> _What you have to do_: Give back all of the records underneath exactly, with no omissions.

(Website and app data records)
------------------------

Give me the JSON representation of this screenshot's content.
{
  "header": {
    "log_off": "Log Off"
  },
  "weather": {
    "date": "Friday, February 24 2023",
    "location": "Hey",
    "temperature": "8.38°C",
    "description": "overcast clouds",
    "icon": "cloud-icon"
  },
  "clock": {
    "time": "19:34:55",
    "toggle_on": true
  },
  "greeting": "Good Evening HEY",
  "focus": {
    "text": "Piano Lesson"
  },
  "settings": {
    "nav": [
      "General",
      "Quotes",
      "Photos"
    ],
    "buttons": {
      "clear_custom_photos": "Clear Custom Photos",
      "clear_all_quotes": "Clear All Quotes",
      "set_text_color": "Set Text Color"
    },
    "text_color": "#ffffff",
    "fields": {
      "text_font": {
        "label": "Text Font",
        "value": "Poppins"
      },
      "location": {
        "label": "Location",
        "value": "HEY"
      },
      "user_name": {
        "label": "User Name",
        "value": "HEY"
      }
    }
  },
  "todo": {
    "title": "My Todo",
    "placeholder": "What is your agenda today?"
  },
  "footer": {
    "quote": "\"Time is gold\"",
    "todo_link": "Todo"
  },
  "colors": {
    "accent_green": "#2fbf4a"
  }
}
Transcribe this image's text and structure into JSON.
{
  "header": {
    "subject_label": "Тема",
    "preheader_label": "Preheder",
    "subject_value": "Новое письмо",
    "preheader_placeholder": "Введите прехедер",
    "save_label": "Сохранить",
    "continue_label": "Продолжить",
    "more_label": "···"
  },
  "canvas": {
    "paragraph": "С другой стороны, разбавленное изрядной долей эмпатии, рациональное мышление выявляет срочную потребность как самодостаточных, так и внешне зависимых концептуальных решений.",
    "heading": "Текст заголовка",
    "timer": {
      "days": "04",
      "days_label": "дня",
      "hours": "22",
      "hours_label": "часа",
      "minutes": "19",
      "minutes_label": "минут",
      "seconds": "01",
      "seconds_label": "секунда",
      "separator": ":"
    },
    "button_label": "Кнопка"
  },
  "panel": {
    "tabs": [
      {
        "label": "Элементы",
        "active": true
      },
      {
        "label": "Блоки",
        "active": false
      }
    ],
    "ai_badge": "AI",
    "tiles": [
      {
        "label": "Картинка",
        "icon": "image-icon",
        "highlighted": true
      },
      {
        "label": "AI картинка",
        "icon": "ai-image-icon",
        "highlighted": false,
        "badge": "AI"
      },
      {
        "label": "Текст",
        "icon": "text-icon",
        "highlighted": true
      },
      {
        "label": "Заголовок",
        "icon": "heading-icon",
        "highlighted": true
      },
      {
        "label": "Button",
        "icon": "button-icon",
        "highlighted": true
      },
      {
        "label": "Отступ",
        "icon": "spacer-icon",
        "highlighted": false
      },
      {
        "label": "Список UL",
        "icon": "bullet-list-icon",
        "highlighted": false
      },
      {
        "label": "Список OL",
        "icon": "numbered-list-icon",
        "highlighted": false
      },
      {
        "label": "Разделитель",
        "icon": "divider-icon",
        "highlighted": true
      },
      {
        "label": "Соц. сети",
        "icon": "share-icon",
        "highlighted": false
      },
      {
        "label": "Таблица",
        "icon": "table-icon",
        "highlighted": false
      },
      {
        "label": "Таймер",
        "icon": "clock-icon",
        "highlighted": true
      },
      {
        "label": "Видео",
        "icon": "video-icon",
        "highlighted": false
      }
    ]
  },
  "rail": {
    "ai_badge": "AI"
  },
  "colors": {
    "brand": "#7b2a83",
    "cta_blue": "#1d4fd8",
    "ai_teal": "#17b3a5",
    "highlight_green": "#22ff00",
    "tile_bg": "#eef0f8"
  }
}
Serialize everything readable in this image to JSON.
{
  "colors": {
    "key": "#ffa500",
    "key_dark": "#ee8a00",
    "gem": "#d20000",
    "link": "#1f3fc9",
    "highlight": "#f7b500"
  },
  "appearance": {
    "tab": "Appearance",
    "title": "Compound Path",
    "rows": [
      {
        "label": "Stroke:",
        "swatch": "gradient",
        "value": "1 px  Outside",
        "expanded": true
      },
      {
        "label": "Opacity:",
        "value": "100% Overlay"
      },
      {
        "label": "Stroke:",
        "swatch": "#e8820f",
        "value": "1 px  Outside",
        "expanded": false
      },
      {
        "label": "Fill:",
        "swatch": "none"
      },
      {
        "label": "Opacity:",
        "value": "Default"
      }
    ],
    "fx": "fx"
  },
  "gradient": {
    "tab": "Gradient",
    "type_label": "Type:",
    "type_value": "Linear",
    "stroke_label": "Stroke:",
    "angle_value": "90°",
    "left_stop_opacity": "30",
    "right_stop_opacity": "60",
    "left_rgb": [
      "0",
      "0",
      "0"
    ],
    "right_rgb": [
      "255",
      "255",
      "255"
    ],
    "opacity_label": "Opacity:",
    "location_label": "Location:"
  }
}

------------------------

> _Result for this task_:
Give me the JSON representation of this screenshot's content.
{
  "header": {
    "log_off": "Log Off"
  },
  "weather": {
    "date": "Friday, February 24 2023",
    "location": "Hey",
    "temperature": "8.38°C",
    "description": "overcast clouds",
    "icon": "cloud-icon"
  },
  "clock": {
    "time": "19:34:55",
    "toggle_on": true
  },
  "greeting": "Good Evening HEY",
  "focus": {
    "text": "Piano Lesson"
  },
  "settings": {
    "nav": [
      "General",
      "Quotes",
      "Photos"
    ],
    "buttons": {
      "clear_custom_photos": "Clear Custom Photos",
      "clear_all_quotes": "Clear All Quotes",
      "set_text_color": "Set Text Color"
    },
    "text_color": "#ffffff",
    "fields": {
      "text_font": {
        "label": "Text Font",
        "value": "Poppins"
      },
      "location": {
        "label": "Location",
        "value": "HEY"
      },
      "user_name": {
        "label": "User Name",
        "value": "HEY"
      }
    }
  },
  "todo": {
    "title": "My Todo",
    "placeholder": "What is your agenda today?"
  },
  "footer": {
    "quote": "\"Time is gold\"",
    "todo_link": "Todo"
  },
  "colors": {
    "accent_green": "#2fbf4a"
  }
}
Transcribe this image's text and structure into JSON.
{
  "header": {
    "subject_label": "Тема",
    "preheader_label": "Preheder",
    "subject_value": "Новое письмо",
    "preheader_placeholder": "Введите прехедер",
    "save_label": "Сохранить",
    "continue_label": "Продолжить",
    "more_label": "···"
  },
  "canvas": {
    "paragraph": "С другой стороны, разбавленное изрядной долей эмпатии, рациональное мышление выявляет срочную потребность как самодостаточных, так и внешне зависимых концептуальных решений.",
    "heading": "Текст заголовка",
    "timer": {
      "days": "04",
      "days_label": "дня",
      "hours": "22",
      "hours_label": "часа",
      "minutes": "19",
      "minutes_label": "минут",
      "seconds": "01",
      "seconds_label": "секунда",
      "separator": ":"
    },
    "button_label": "Кнопка"
  },
  "panel": {
    "tabs": [
      {
        "label": "Элементы",
        "active": true
      },
      {
        "label": "Блоки",
        "active": false
      }
    ],
    "ai_badge": "AI",
    "tiles": [
      {
        "label": "Картинка",
        "icon": "image-icon",
        "highlighted": true
      },
      {
        "label": "AI картинка",
        "icon": "ai-image-icon",
        "highlighted": false,
        "badge": "AI"
      },
      {
        "label": "Текст",
        "icon": "text-icon",
        "highlighted": true
      },
      {
        "label": "Заголовок",
        "icon": "heading-icon",
        "highlighted": true
      },
      {
        "label": "Button",
        "icon": "button-icon",
        "highlighted": true
      },
      {
        "label": "Отступ",
        "icon": "spacer-icon",
        "highlighted": false
      },
      {
        "label": "Список UL",
        "icon": "bullet-list-icon",
        "highlighted": false
      },
      {
        "label": "Список OL",
        "icon": "numbered-list-icon",
        "highlighted": false
      },
      {
        "label": "Разделитель",
        "icon": "divider-icon",
        "highlighted": true
      },
      {
        "label": "Соц. сети",
        "icon": "share-icon",
        "highlighted": false
      },
      {
        "label": "Таблица",
        "icon": "table-icon",
        "highlighted": false
      },
      {
        "label": "Таймер",
        "icon": "clock-icon",
        "highlighted": true
      },
      {
        "label": "Видео",
        "icon": "video-icon",
        "highlighted": false
      }
    ]
  },
  "rail": {
    "ai_badge": "AI"
  },
  "colors": {
    "brand": "#7b2a83",
    "cta_blue": "#1d4fd8",
    "ai_teal": "#17b3a5",
    "highlight_green": "#22ff00",
    "tile_bg": "#eef0f8"
  }
}
Serialize everything readable in this image to JSON.
{
  "colors": {
    "key": "#ffa500",
    "key_dark": "#ee8a00",
    "gem": "#d20000",
    "link": "#1f3fc9",
    "highlight": "#f7b500"
  },
  "appearance": {
    "tab": "Appearance",
    "title": "Compound Path",
    "rows": [
      {
        "label": "Stroke:",
        "swatch": "gradient",
        "value": "1 px  Outside",
        "expanded": true
      },
      {
        "label": "Opacity:",
        "value": "100% Overlay"
      },
      {
        "label": "Stroke:",
        "swatch": "#e8820f",
        "value": "1 px  Outside",
        "expanded": false
      },
      {
        "label": "Fill:",
        "swatch": "none"
      },
      {
        "label": "Opacity:",
        "value": "Default"
      }
    ],
    "fx": "fx"
  },
  "gradient": {
    "tab": "Gradient",
    "type_label": "Type:",
    "type_value": "Linear",
    "stroke_label": "Stroke:",
    "angle_value": "90°",
    "left_stop_opacity": "30",
    "right_stop_opacity": "60",
    "left_rgb": [
      "0",
      "0",
      "0"
    ],
    "right_rgb": [
      "255",
      "255",
      "255"
    ],
    "opacity_label": "Opacity:",
    "location_label": "Location:"
  }
}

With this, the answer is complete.